Originally published on It’s Pronounced Metrosexual and cross-posted here with permission.
In my show, I address the issue of positive stereotypes head-on, but I wanted to write an article about it as well. For those of you unaware, positive stereotypes are assumptions about an entire group or identity (e.g., gay men) that are considered to be “good.”
Some examples of positive stereotypes of gay men: they are artsy, friendly, fun, social, well-spoken, well-dressed, well-groomed, fit, and sassy (I think sassy is positive). The list goes on.
Those are all good things, yeah? There can’t be any harm in perpetuating those stereotypes, right?
Positive stereotypes exist for just about every identity and have the capacity to be just as damaging as the negative ones.
Don’t believe me?
Read this list of reasons why and get back to me afterward. Oh, and if you have any additional examples, as always, share them in the comments below.
1. Positive stereotypes set the bar unrealistically high
Have you ever met a gay guy who wasn’t fit? Or a black guy who wasn’t good at sports? Or a woman who wasn’t caring? I’m going to guess you have.
Now, the important part, did you realize that you were slightly disappointed or perturbed when you found out about the lack of those traits? I’m going to guess you didn’t realize it, but you probably were.
Let’s take the list of positive stereotypes I wrote above about gay men: artsy, friendly, fun, social, well-spoken, well-dressed, well-groomed, fit. That’s a pretty tall order for anyone to fill, and the list goes on and on and on.
Thanks to the media, every gay man you meet is being evaluated by a ridiculously tough rubric. If he falls short (let’s say he’s a bit chubby, or anti-social), he’s going to disappoint you. Who wants a B- gay friend when there are so many A+ gay men out there? (there aren’t, actually)
Lesson learned: Don’t be disappointed when your gay friend isn’t helpful in picking out a cute outfit the next time you go shopping. (You can call me. I’m not gay, but I’m great at putting together outfits.)
2. Positive stereotypes can inhibit an individual’s ability to perform
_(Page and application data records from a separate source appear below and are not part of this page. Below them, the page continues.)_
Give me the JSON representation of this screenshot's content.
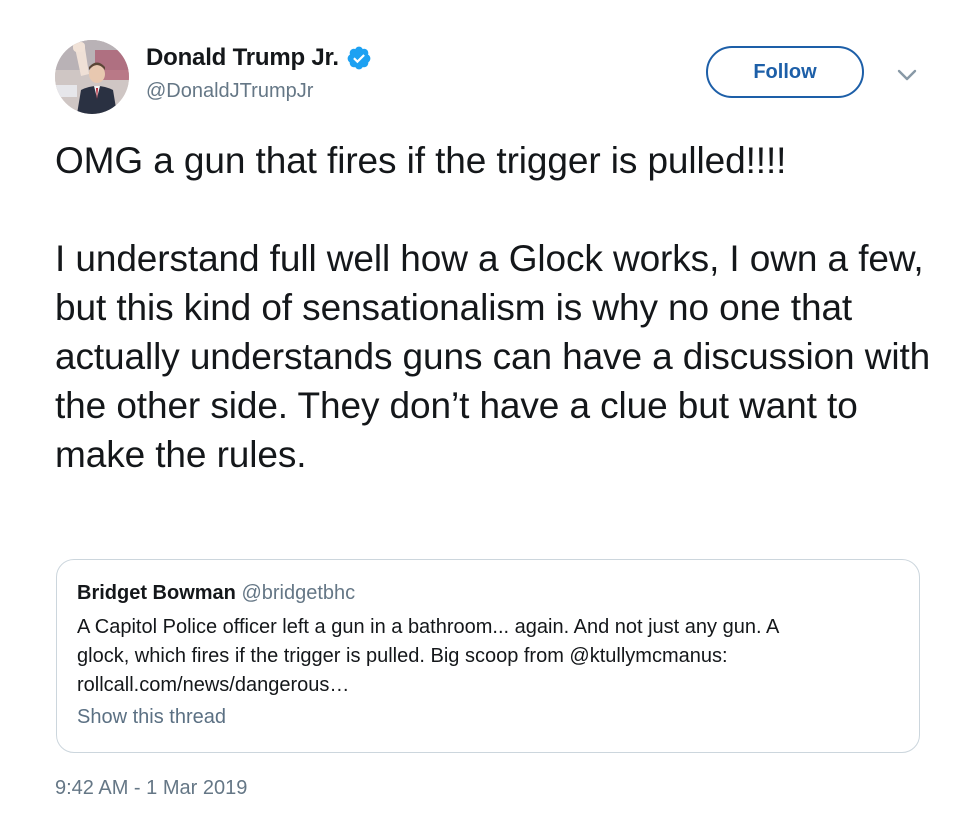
{
  "author": {
    "display_name": "Donald Trump Jr.",
    "handle": "@DonaldJTrumpJr",
    "verified": true,
    "verified_color": "#1da1f2"
  },
  "actions": {
    "follow_label": "Follow"
  },
  "tweet": {
    "paragraphs": [
      "OMG a gun that fires if the trigger is pulled!!!!",
      "I understand full well how a Glock works, I own a few, but this kind of sensationalism is why no one that actually understands guns can have a discussion with the other side. They don’t have a clue but want to make the rules."
    ],
    "timestamp": "9:42 AM - 1 Mar 2019"
  },
  "quoted_tweet": {
    "display_name": "Bridget Bowman",
    "handle": "@bridgetbhc",
    "lines": [
      "A Capitol Police officer left a gun in a bathroom... again. And not just any gun. A",
      "glock, which fires if the trigger is pulled. Big scoop from @ktullymcmanus:",
      "rollcall.com/news/dangerous…"
    ],
    "show_thread_label": "Show this thread"
  },
  "colors": {
    "text": "#14171a",
    "secondary_text": "#657786",
    "follow_accent": "#1d5fa8",
    "card_border": "#ccd6dd"
  },
  "icons": [
    "avatar",
    "verified-badge-icon",
    "chevron-down-icon"
  ]
}
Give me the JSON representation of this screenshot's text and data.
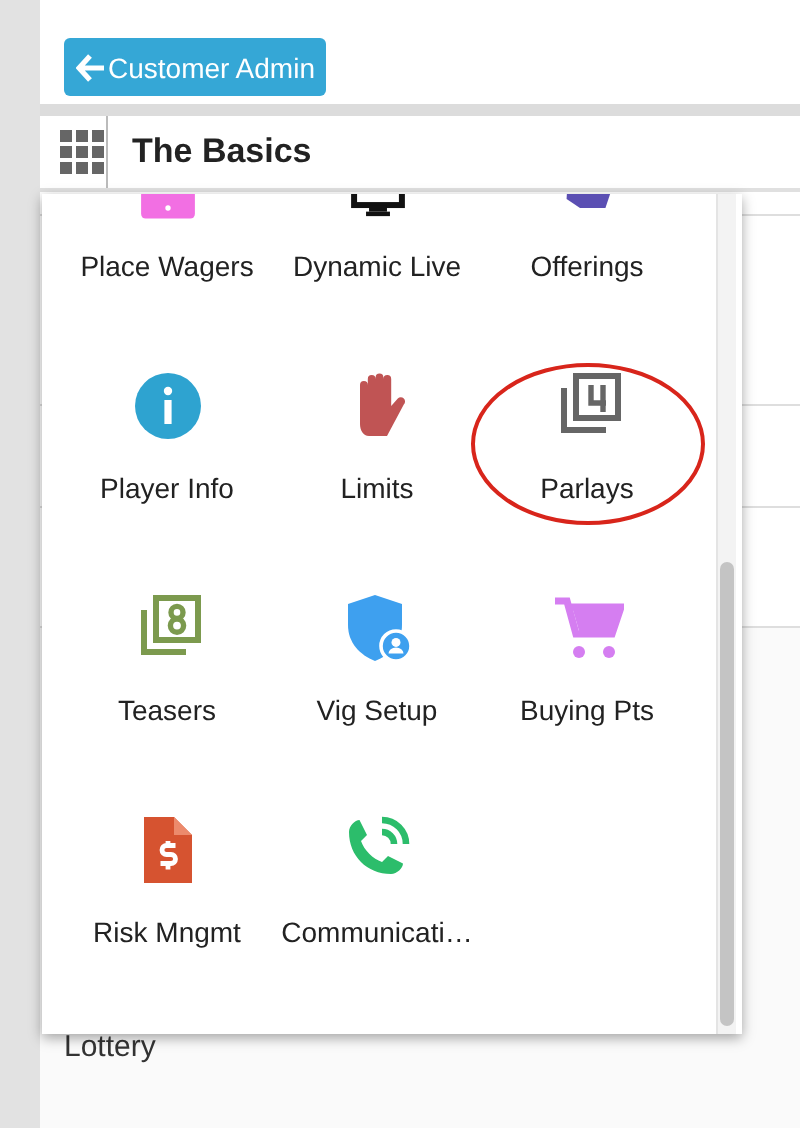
{
  "back_button": {
    "label": "Customer Admin"
  },
  "section": {
    "title": "The Basics"
  },
  "menu": {
    "items": [
      {
        "label": "Place Wagers",
        "highlighted": false
      },
      {
        "label": "Dynamic Live",
        "highlighted": false
      },
      {
        "label": "Offerings",
        "highlighted": false
      },
      {
        "label": "Player Info",
        "highlighted": false
      },
      {
        "label": "Limits",
        "highlighted": false
      },
      {
        "label": "Parlays",
        "highlighted": true
      },
      {
        "label": "Teasers",
        "highlighted": false
      },
      {
        "label": "Vig Setup",
        "highlighted": false
      },
      {
        "label": "Buying Pts",
        "highlighted": false
      },
      {
        "label": "Risk Mngmt",
        "highlighted": false
      },
      {
        "label": "Communicati…",
        "highlighted": false
      }
    ]
  },
  "list": {
    "items": [
      {
        "label": "Lottery"
      }
    ]
  }
}
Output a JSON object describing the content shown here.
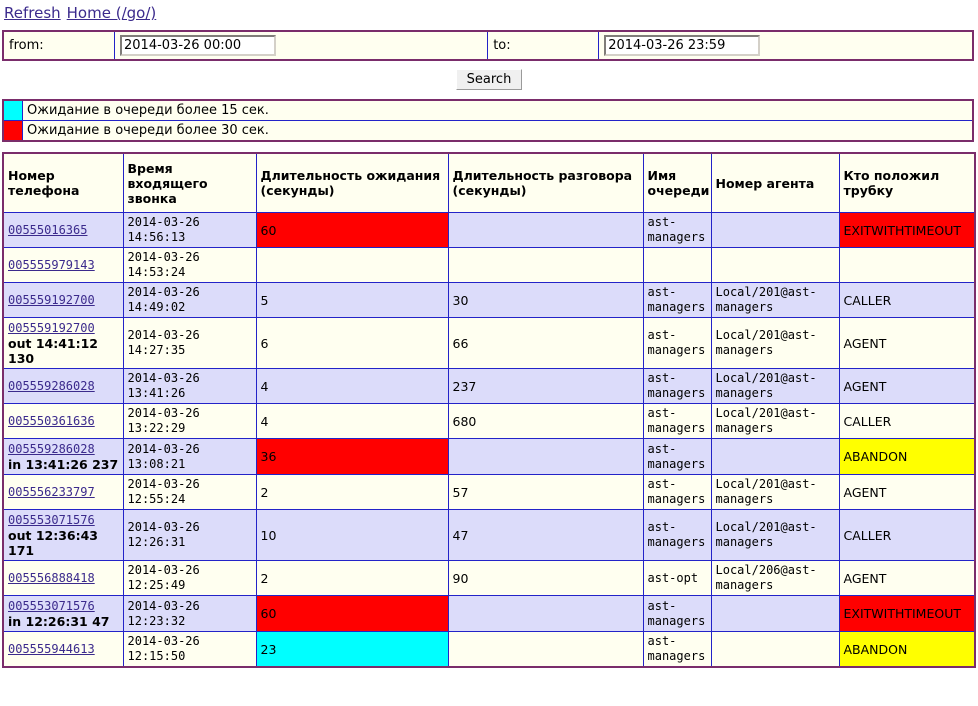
{
  "topnav": {
    "refresh_label": "Refresh",
    "home_label": "Home (/go/)"
  },
  "search_form": {
    "from_label": "from:",
    "from_value": "2014-03-26 00:00",
    "to_label": "to:",
    "to_value": "2014-03-26 23:59",
    "search_button": "Search"
  },
  "legend": [
    {
      "color": "#00FFFF",
      "text": "Ожидание в очереди более 15 сек."
    },
    {
      "color": "#FF0000",
      "text": "Ожидание в очереди более 30 сек."
    }
  ],
  "table": {
    "headers": [
      "Номер телефона",
      "Время входящего звонка",
      "Длительность ожидания (секунды)",
      "Длительность разговора (секунды)",
      "Имя очереди",
      "Номер агента",
      "Кто положил трубку"
    ],
    "rows": [
      {
        "phone": "00555016365",
        "extra": "",
        "time": "2014-03-26 14:56:13",
        "wait": "60",
        "wait_hl": "red",
        "talk": "",
        "talk_hl": "",
        "queue": "ast-managers",
        "agent": "",
        "hangup": "EXITWITHTIMEOUT",
        "hangup_hl": "red"
      },
      {
        "phone": "005555979143",
        "extra": "",
        "time": "2014-03-26 14:53:24",
        "wait": "",
        "wait_hl": "",
        "talk": "",
        "talk_hl": "",
        "queue": "",
        "agent": "",
        "hangup": "",
        "hangup_hl": ""
      },
      {
        "phone": "005559192700",
        "extra": "",
        "time": "2014-03-26 14:49:02",
        "wait": "5",
        "wait_hl": "",
        "talk": "30",
        "talk_hl": "",
        "queue": "ast-managers",
        "agent": "Local/201@ast-managers",
        "hangup": "CALLER",
        "hangup_hl": ""
      },
      {
        "phone": "005559192700",
        "extra": "out 14:41:12 130",
        "time": "2014-03-26 14:27:35",
        "wait": "6",
        "wait_hl": "",
        "talk": "66",
        "talk_hl": "",
        "queue": "ast-managers",
        "agent": "Local/201@ast-managers",
        "hangup": "AGENT",
        "hangup_hl": ""
      },
      {
        "phone": "005559286028",
        "extra": "",
        "time": "2014-03-26 13:41:26",
        "wait": "4",
        "wait_hl": "",
        "talk": "237",
        "talk_hl": "",
        "queue": "ast-managers",
        "agent": "Local/201@ast-managers",
        "hangup": "AGENT",
        "hangup_hl": ""
      },
      {
        "phone": "005550361636",
        "extra": "",
        "time": "2014-03-26 13:22:29",
        "wait": "4",
        "wait_hl": "",
        "talk": "680",
        "talk_hl": "",
        "queue": "ast-managers",
        "agent": "Local/201@ast-managers",
        "hangup": "CALLER",
        "hangup_hl": ""
      },
      {
        "phone": "005559286028",
        "extra": "in 13:41:26 237",
        "time": "2014-03-26 13:08:21",
        "wait": "36",
        "wait_hl": "red",
        "talk": "",
        "talk_hl": "",
        "queue": "ast-managers",
        "agent": "",
        "hangup": "ABANDON",
        "hangup_hl": "yellow"
      },
      {
        "phone": "005556233797",
        "extra": "",
        "time": "2014-03-26 12:55:24",
        "wait": "2",
        "wait_hl": "",
        "talk": "57",
        "talk_hl": "",
        "queue": "ast-managers",
        "agent": "Local/201@ast-managers",
        "hangup": "AGENT",
        "hangup_hl": ""
      },
      {
        "phone": "005553071576",
        "extra": "out 12:36:43 171",
        "time": "2014-03-26 12:26:31",
        "wait": "10",
        "wait_hl": "",
        "talk": "47",
        "talk_hl": "",
        "queue": "ast-managers",
        "agent": "Local/201@ast-managers",
        "hangup": "CALLER",
        "hangup_hl": ""
      },
      {
        "phone": "005556888418",
        "extra": "",
        "time": "2014-03-26 12:25:49",
        "wait": "2",
        "wait_hl": "",
        "talk": "90",
        "talk_hl": "",
        "queue": "ast-opt",
        "agent": "Local/206@ast-managers",
        "hangup": "AGENT",
        "hangup_hl": ""
      },
      {
        "phone": "005553071576",
        "extra": "in 12:26:31 47",
        "time": "2014-03-26 12:23:32",
        "wait": "60",
        "wait_hl": "red",
        "talk": "",
        "talk_hl": "",
        "queue": "ast-managers",
        "agent": "",
        "hangup": "EXITWITHTIMEOUT",
        "hangup_hl": "red"
      },
      {
        "phone": "005555944613",
        "extra": "",
        "time": "2014-03-26 12:15:50",
        "wait": "23",
        "wait_hl": "cyan",
        "talk": "",
        "talk_hl": "",
        "queue": "ast-managers",
        "agent": "",
        "hangup": "ABANDON",
        "hangup_hl": "yellow"
      }
    ]
  }
}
You’ve heard that Asian people are good at math, right? Well, tell an Asian person that right before a math exam and you increase their potential… to bomb it.
Research has shown that perceived positive stereotypes, when brought into the forefront of an individual’s mind, can actually make them do worse at the thing they are supposed to be able to do better.
In the article I linked, the researchers made Asian-American women explicitly aware of their ethnicity (and the expectations attached to it) right before testing their math skills, and saw that they were more likely to collapse under the pressure and do poorly in the test.
Lesson learned: If you find yourself in the Cash Cab and a math question comes up, “Dude, you’re Asian, of course you know the answer,” might not be the most effective pep talk. (But tag me in. Six words: Math Bowl, 8th Grade, First Place.)
3. Positive stereotypes can be alienating and depressing to individual’s who are supposed to possess them but don’t
Being a member of a targeted or minority group is potentially alienating, particularly if you’re often surrounded by people who don’t identify that way. You may often feel alone, not good enough, or looked down upon.
All of those feelings are amplified if you don’t even feel like you can connect with your target or minority group membership because you don’t live up to the hype.
I have an example that was shared with me by a friend. Following is his story:
I’m a black man who grew up surrounded by white people. Growing up, I was the only black person in my neighborhood, my school, and sometimes it felt like the entire town. I never played basketball. I can’t rap or dance well – I don’t even like hip hop. I’m really good at video games and I watch baseball. When I got to college, my skin made me too black to fit in with the white kids, and my skills/hobbies weren’t black enough to fit in with the black kids.
This can be applied to just about any group membership that carries with it positive stereotypes (and, as I mentioned before, just about all of them do).
It sucks to feel like you’re in the minority sometimes. It sucks even more to feel like you’re not even good enough for the minority.
Lesson learned: Befriend people because of who they are as people, not the traits you assume will come with their group memberships. That is, don’t try and make friends with a black guy because you need a point guard for your rec league team. (Also, don’t call me, unless you want someone to bring orange slices for halftime).
So, what can we do?
I’ve noticed that we’ve gotten to the point where, in most cases, people aren’t flinging around negative stereotypes that often. Unless you’re hanging out with racists.
But the people who are up for leading the fight against prejudice seem to be completely okay with reinforcing positive stereotypes, because, as I said before, “what’s the harm?” Well, now you know.
The next time you’re hanging with a friend and they say “gay men are so fashionable” (heard it twice this week, once from a gay man), or anything of the like, let them know that can be just as damaging as “gay men are so child molesty” (only heard this once, in my life).
If you don’t feel up to the challenge, shoot ‘em a link to this article.
Passive aggressiveness is a trait that crosses all identity lines and group memberships.
Ever been the “victim” of a positive stereotype?
Share your story or other reactions in the comments below. It’s helpful for me to hear the stories, and I’ve learned it may be even more helpful for other people stumbling upon this article to be able to read them as well.